  2. We might expect, therefore, that the book would focus on how those writers wrote for the market—that is, how they crafted their various sorts of texts to meet, anticipate, or even provoke demand. Instead—and perhaps more productively—Baker’s five chapters describe how writers wrote about writing for the market. In a series of illuminating case studies, he unpacks the way writers responded to the shifting economic conditions of early modern England. In Pierce Penilesse (1592), Thomas Nashe turns anti-consumption rhetoric into a commodity in itself, satisfying consumer demand in the act of condemning it. Shakespeare’s Troilus and Cressida (1609) stages the destabilization of an economy built on trust by one built on mistrust. Ben Jonson’s Entertainment at Britain’s Burse (1609) registers the economic uncertainties brought on by the expansion of global trade in the early seventeenth century. And the preface to Robert Burton’s Anatomy of Melancholy (1621) invites its hard-working reader to imagine—and, by plodding through the whole text of the Anatomy, to constitute—a transition from older, elitist forms of luxury to new, consumerist ones.

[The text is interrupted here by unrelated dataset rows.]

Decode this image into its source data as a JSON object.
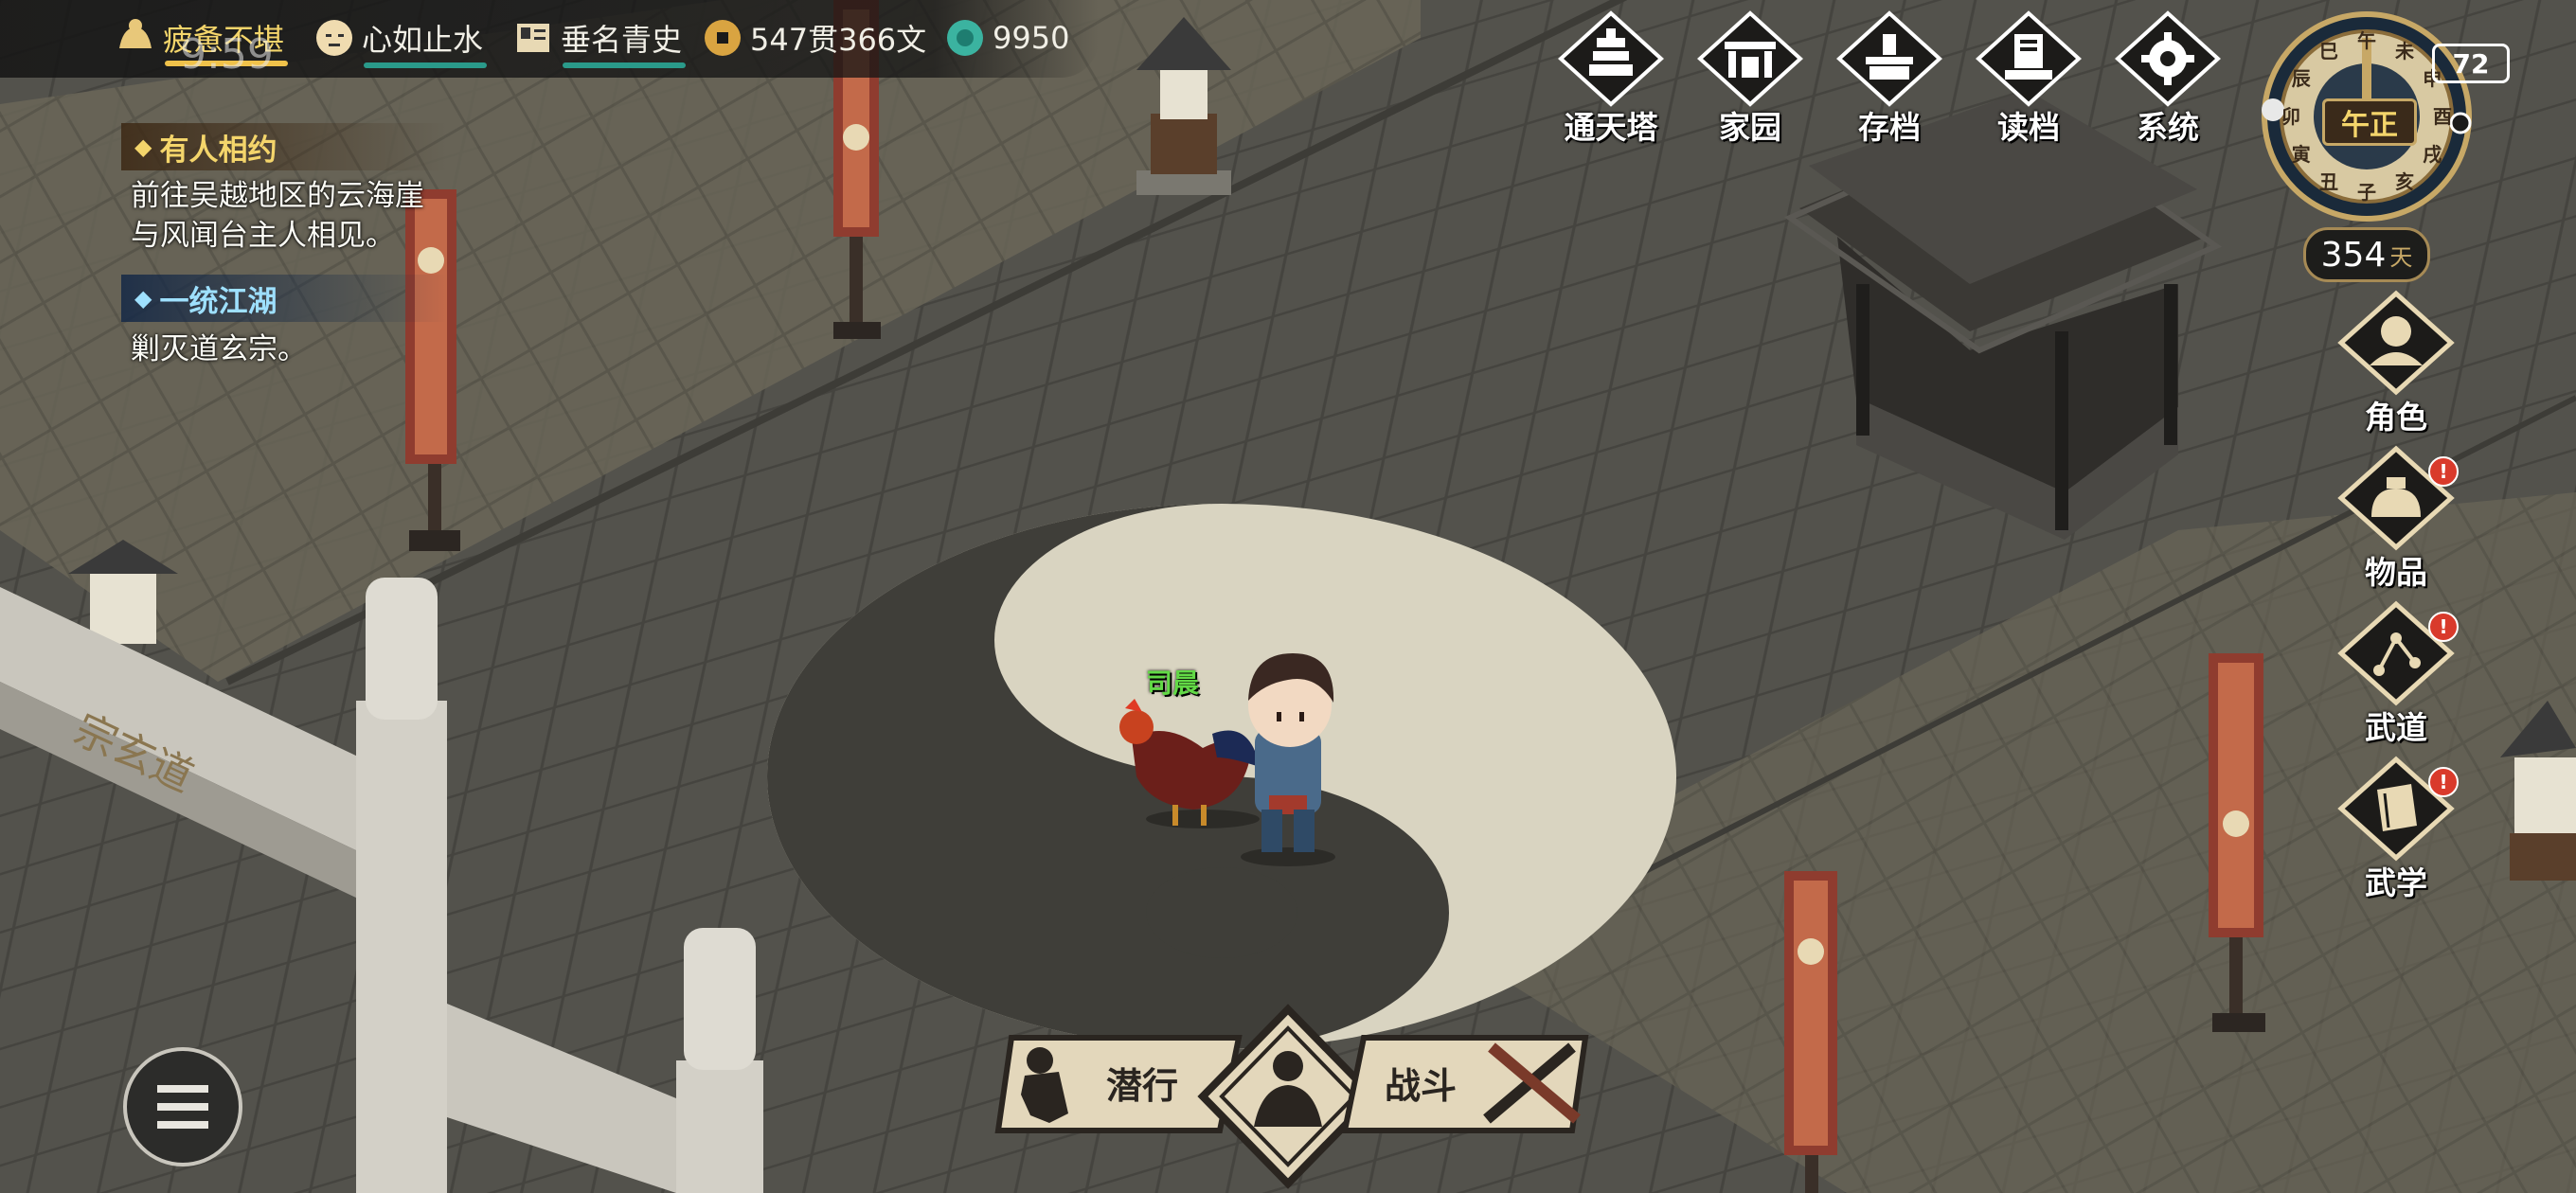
{
  "status": {
    "fatigue": "疲惫不堪",
    "mood": "心如止水",
    "fame": "垂名青史",
    "money": "547贯366文",
    "jade": "9950",
    "clock": "9:59"
  },
  "quests": [
    {
      "title": "有人相约",
      "desc_line1": "前往吴越地区的云海崖",
      "desc_line2": "与风闻台主人相见。"
    },
    {
      "title": "一统江湖",
      "desc_line1": "剿灭道玄宗。"
    }
  ],
  "top_menu": {
    "tower": "通天塔",
    "home": "家园",
    "save": "存档",
    "load": "读档",
    "system": "系统"
  },
  "side_menu": {
    "character": "角色",
    "items": "物品",
    "martial_way": "武道",
    "martial_arts": "武学",
    "alert_mark": "!"
  },
  "time_dial": {
    "period": "午正",
    "branches": [
      "午",
      "未",
      "申",
      "酉",
      "戌",
      "亥",
      "子",
      "丑",
      "寅",
      "卯",
      "辰",
      "巳"
    ]
  },
  "day_counter": {
    "value": "354",
    "unit": "天"
  },
  "battery": "72",
  "npc": {
    "name": "司晨"
  },
  "actions": {
    "sneak": "潜行",
    "fight": "战斗"
  },
  "colors": {
    "ui_gold": "#c7a866",
    "quest1_title": "#f4d56b",
    "quest2_title": "#9ee0ff",
    "npc_name": "#62d946"
  }
}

  3. Baker draws on and speaks back to economic historians, especially Jan de Vries. He takes from de Vries the notion that long before the Industrial Revolution, the English economy underwent an “industrious revolution,” in which households became industrial units in themselves and, as a result, more people began to consume an ever-increasing array of goods, often despite lagging wages. Viewed in the context of this incipient revolution, consumption is as much a cause of production as a result, and it serves as an index for demand. In other words, early modern buyers and sellers could perceive “the type and range of the signals that demand was sending” by looking at consumption. This claim may seem obvious in the context of modern economics, but it was almost unspeakable in early modern England, except in denunciations of consumption. Building on this economic history, On Demand shows just how important demand was becoming as a category of thought for Shakespeare and his fellows.

  4. Baker does not simply lean on the work of de Vries and others, however. With characteristically nimble prose, he pushes de Vries’ compelling claims to their limit, then makes productive inferences. The best and most far-reaching example comes in the book’s first chapter, where Baker rehearses de Vries’ conclusion that early modern buyers and sellers had “no coherent, articulated ‘theory’ of benign consumption.” People in Shakespeare’s England, the story goes, could not talk about their own widespread consumption without denouncing it. But Baker points out that the people of early modern England were themselves “trying to figure out if an ‘industrious revolution’ was taking place around them and were wondering about its genesis.” And, most important, “they were trying to find the terms in which they could most plausibly ask such questions” (21). He goes on to argue that the early modern English inhabit “a ‘consuming society’ that, ostensibly at least, does not believe in consumption, but practices it on a mass scale” (34). Baker’s description of how consumers—along with Nashe, Shakespeare, Jonson, and Burton—participate in economic practices for which their is no language or ideology is the most insightful part of this book.

  5. That On Demand uses literature to talk about economics hardly counts as a strike against it. (Nor is this characterization totally fair: Baker offers a particularly nice reading of Troilus and Cressida.) Rather, the book illuminates the economic world in which writing of various sorts took place, and it allows us to observe how writers thought the unthinkable about their own economic activities. Readers seeking an account of how demand actually affected literary production will not find what they are looking for—as is evidenced by Baker’s omission of such economists of language as Pierre Bourdieu. In this, however, Baker has only increased the demand for further study of literary production and consumption in early modern England.



Responses to this piece intended for the Readers' Forum may be sent to the Editors at M.Steggle@shu.ac.uk.

© 2012-, Annaliese Connolly and Matthew Steggle (Editors, EMLS).